Abstract

The convolutions of the cerebral cortex are difficult to describe and delineate. Our understanding of the development of the brain and its associated maldevelopment would be assisted by quantitative analysis of the cortex. Volumetric magnetic resonance (MR) imaging provides high-resolution anatomical data from which we can reconstruct the white matter as a three-dimensional object and extract its surface (the grey/white matter interface). Three-dimensional fractal analysis of this surface is a method of quantifying the surface complexity dependent upon the variation of the surface area under different scales of inspection. We estimate the fractal dimension of the white matter surface for each hemisphere and 10 coronal blocks of each hemisphere in 30 normal adult subjects. These values are tightly distributed and have been used to define a normal range of fractal dimensions. Abnormal fractal dimensions were found in 8/16 subjects with epilepsy and a gyral abnormality observed on routine MR imaging; and in 9/23 subjects with epilepsy and normal routine MR imaging.

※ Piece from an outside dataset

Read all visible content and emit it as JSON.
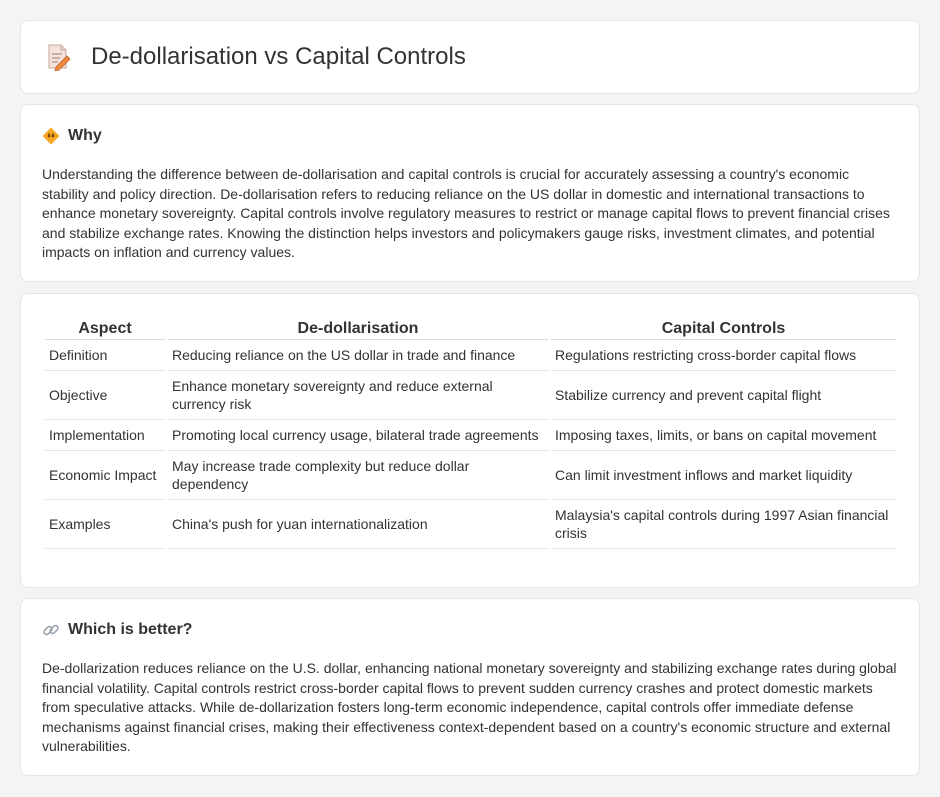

These analytical techniques offer additional information about the structure of the cortex in normal brains and about abnormalities of structure in subjects with suspected but unobserved structural abnormalites.